1

"The Judge is biased against me"

Is it possible that the Judge is "biased" against you? I suppose it's POSSIBLE, but the reality is the vast majority of judges are good and fair. Bad apples are usually quickly uncovered and removed. What most pro se litigants see as "bias" is explainable under a few difference realities: (1) if you represent yourself, you're held to the same standard as an attorney, so a judge will apply rules you may not understand and thus think "unfair"; (2) a judge WILL become angry and/or frustrated if you bring matters before them that don't belong there, or do things improperly (again, you're held to the same standard as an attorney), so if you constantly do things wrong, most all judges will become testy (can you blame them); (3) a judge has to apply the law, which may not always be "fair," I've seen this especially in landlord-tenant court, where loss of a job, having kids, medical problems, etc. are NO EXCUSE, under the law, for failing to pay rent. A judge has no choice in the matter.

2

"Everyone is out to get me"

It may FEEL like everyone is out to get you, but the chances that this isn't likely to be reality. For many of the same reasons set forth above, what you perceive as a "conspiracy" is, more likely than not, just your misunderstanding of a system with rules and procedures you likely don't understand. Almost nothing can turn off an attorney more than a potential client who claims "everyone" is out to get them.

3

"It's the principle that counts"

Principles are great things, don't get me wrong. The problem, from a practical perspective, if that principles are expensive. Look, I'm happy to represent someone with a meritorous case, and I don't have a problem representing someone in a small case, but the reality of a situation must be understood - if someone owes you a few hundred dollars, say, it will almost always cost more to collect than you are owed. I'm fine defending your principles, but I expect you to put your money where your mouth is.

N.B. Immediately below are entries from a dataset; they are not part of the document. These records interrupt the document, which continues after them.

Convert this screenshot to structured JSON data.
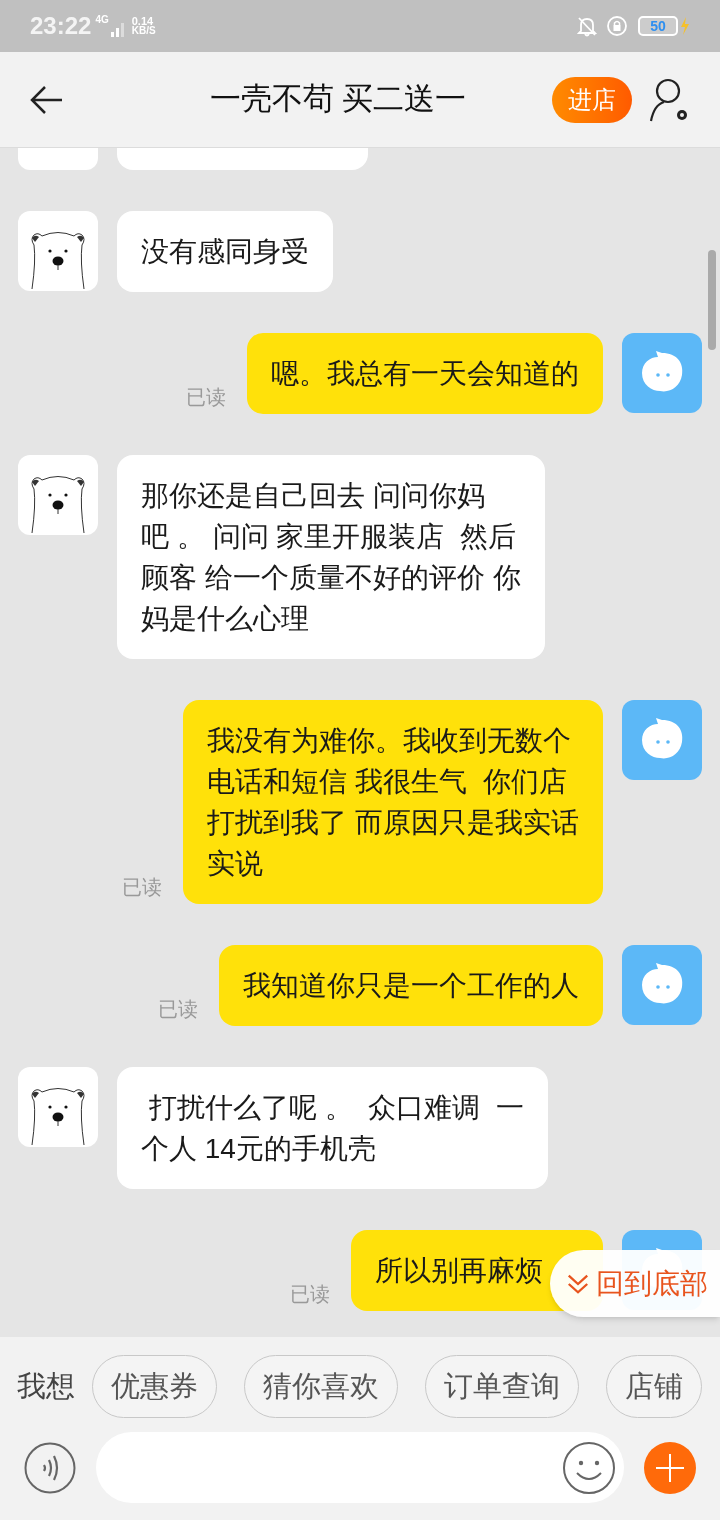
{
  "status_bar": {
    "time": "23:22",
    "network": "4G",
    "speed_value": "0.14",
    "speed_unit": "KB/S",
    "battery": "50",
    "charging": true
  },
  "header": {
    "title": "一壳不苟 买二送一",
    "shop_button": "进店"
  },
  "messages": [
    {
      "kind": "incoming",
      "lines": [
        "没有感同身受"
      ]
    },
    {
      "kind": "outgoing",
      "lines": [
        "嗯。我总有一天会知道的"
      ],
      "read_label": "已读"
    },
    {
      "kind": "incoming",
      "lines": [
        "那你还是自己回去 问问你妈",
        "吧 。 问问 家里开服装店  然后",
        "顾客 给一个质量不好的评价 你",
        "妈是什么心理"
      ]
    },
    {
      "kind": "outgoing",
      "lines": [
        "我没有为难你。我收到无数个",
        "电话和短信 我很生气  你们店",
        "打扰到我了 而原因只是我实话",
        "实说"
      ],
      "read_label": "已读"
    },
    {
      "kind": "outgoing",
      "lines": [
        "我知道你只是一个工作的人"
      ],
      "read_label": "已读"
    },
    {
      "kind": "incoming",
      "lines": [
        " 打扰什么了呢 。  众口难调  一",
        "个人 14元的手机壳"
      ]
    },
    {
      "kind": "outgoing",
      "lines": [
        "所以别再麻烦"
      ],
      "read_label": "已读"
    }
  ],
  "jump_to_bottom": "回到底部",
  "quick_replies": {
    "label": "我想",
    "chips": [
      "优惠券",
      "猜你喜欢",
      "订单查询",
      "店铺"
    ]
  }
}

4

"I don't have the money to pay you"

I understand that legal services are expensive, but look at it this way: how would you like it if your boss told you he wasn't going to give you your paycheck because the company doesn't have the money? I don't imagine you'd like that very much; I'd be pretty surprised if you stayed at that job, even. So why should anyone expect an attorney to work for free because you're "pro bono"? If you want to pursue legal action, you need to be able to pay for it. If you can't, you need to look at public aid or the various legal charitable organizations that serve low-income individuals. Many attorneys, myself included, volunteer for such organizations and handle cases pro bono, but we do it through the proper channels. After all, how I do know you can't pay me (especially if you have a house, a nice car, a good job, etc.). Most people can find the money if they need to, you just need to examine your priorities.

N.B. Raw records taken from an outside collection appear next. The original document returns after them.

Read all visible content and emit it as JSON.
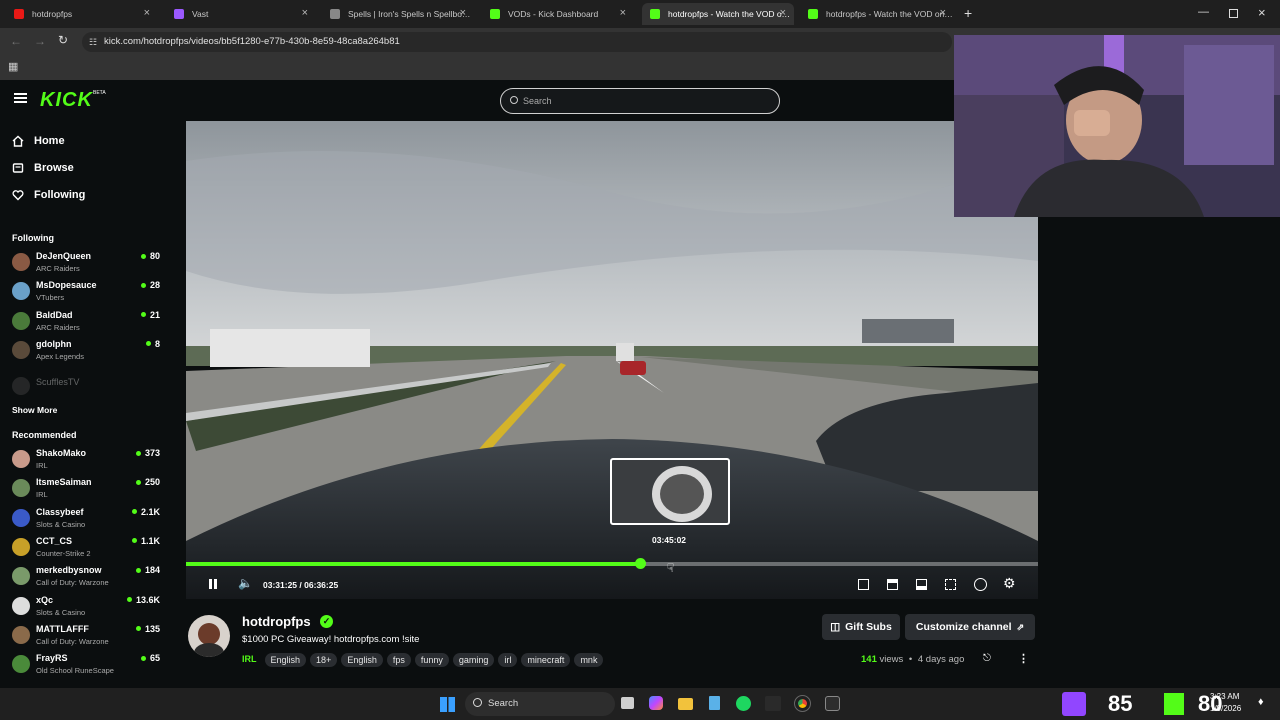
{
  "browser": {
    "tabs": [
      {
        "title": "hotdropfps",
        "favicon_color": "#e91916",
        "active": false
      },
      {
        "title": "Vast",
        "favicon_color": "#9b59ff",
        "active": false
      },
      {
        "title": "Spells | Iron's Spells n Spellbooks",
        "favicon_color": "#888888",
        "active": false
      },
      {
        "title": "VODs - Kick Dashboard",
        "favicon_color": "#53fc18",
        "active": false
      },
      {
        "title": "hotdropfps - Watch the VOD on Kick",
        "favicon_color": "#53fc18",
        "active": true
      },
      {
        "title": "hotdropfps - Watch the VOD on Kick",
        "favicon_color": "#53fc18",
        "active": false
      }
    ],
    "url": "kick.com/hotdropfps/videos/bb5f1280-e77b-430b-8e59-48ca8a264b81"
  },
  "site": {
    "logo": "KICK",
    "logo_badge": "BETA",
    "search_placeholder": "Search",
    "accent": "#53fc18"
  },
  "sidebar": {
    "nav": [
      {
        "label": "Home",
        "icon": "home-icon"
      },
      {
        "label": "Browse",
        "icon": "browse-icon"
      },
      {
        "label": "Following",
        "icon": "heart-icon"
      }
    ],
    "following_title": "Following",
    "following": [
      {
        "name": "DeJenQueen",
        "category": "ARC Raiders",
        "viewers": "80",
        "avatar_color": "#8a5a44"
      },
      {
        "name": "MsDopesauce",
        "category": "VTubers",
        "viewers": "28",
        "avatar_color": "#6aa0c8"
      },
      {
        "name": "BaldDad",
        "category": "ARC Raiders",
        "viewers": "21",
        "avatar_color": "#4a7a3a"
      },
      {
        "name": "gdolphn",
        "category": "Apex Legends",
        "viewers": "8",
        "avatar_color": "#5a4a3a"
      }
    ],
    "offline_channel": "ScufflesTV",
    "show_more": "Show More",
    "recommended_title": "Recommended",
    "recommended": [
      {
        "name": "ShakoMako",
        "category": "IRL",
        "viewers": "373",
        "avatar_color": "#c89a8a"
      },
      {
        "name": "ItsmeSaiman",
        "category": "IRL",
        "viewers": "250",
        "avatar_color": "#6a8a5a"
      },
      {
        "name": "Classybeef",
        "category": "Slots & Casino",
        "viewers": "2.1K",
        "avatar_color": "#3a5ac8"
      },
      {
        "name": "CCT_CS",
        "category": "Counter-Strike 2",
        "viewers": "1.1K",
        "avatar_color": "#c8a028"
      },
      {
        "name": "merkedbysnow",
        "category": "Call of Duty: Warzone",
        "viewers": "184",
        "avatar_color": "#7a9a6a"
      },
      {
        "name": "xQc",
        "category": "Slots & Casino",
        "viewers": "13.6K",
        "avatar_color": "#dddddd"
      },
      {
        "name": "MATTLAFFF",
        "category": "Call of Duty: Warzone",
        "viewers": "135",
        "avatar_color": "#8a6a4a"
      },
      {
        "name": "FrayRS",
        "category": "Old School RuneScape",
        "viewers": "65",
        "avatar_color": "#4a8a3a"
      }
    ]
  },
  "player": {
    "current_time": "03:31:25",
    "separator": "/",
    "duration": "06:36:25",
    "hover_time": "03:45:02",
    "progress": 0.533,
    "hover_position": 0.568
  },
  "channel": {
    "name": "hotdropfps",
    "title": "$1000 PC Giveaway! hotdropfps.com !site",
    "category": "IRL",
    "tags": [
      "English",
      "18+",
      "English",
      "fps",
      "funny",
      "gaming",
      "irl",
      "minecraft",
      "mnk"
    ],
    "gift_subs_label": "Gift Subs",
    "customize_label": "Customize channel",
    "views_count": "141",
    "views_label": "views",
    "dot": "•",
    "uploaded": "4 days ago"
  },
  "taskbar": {
    "search_label": "Search",
    "clock_time": "3:23 AM",
    "clock_date": "1/9/2026"
  },
  "overlay": {
    "twitch_count": "85",
    "kick_count": "80"
  }
}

5

Waiting until after the fact

This one isn't a statement as much as an action. Speaking for myself, I handle litigation (lawsuits), including defending people in a variety of civil actions. Most every claim has some potential defenses - BUT, and here's the big BUT, if these defenses are going to work, I need to be involved EARLY! I'm not a miracle worker, and the reality is, once you get a judgment against you, or a series of rulings, etc., it's usually impossible for an attorney to do much. The time to get an attorney is when you're FIRST served with a lawsuit, not after a judgment. I think people think they can "do it themselves" and they don't realize they can't until it's too late. Unfortunately, if you mess your case up by doing the wrong things, even the best attorney can't usually fix it (there are SOME exceptions, of course, but not many). Don't wait too late. Get an attorney earlier rather than later.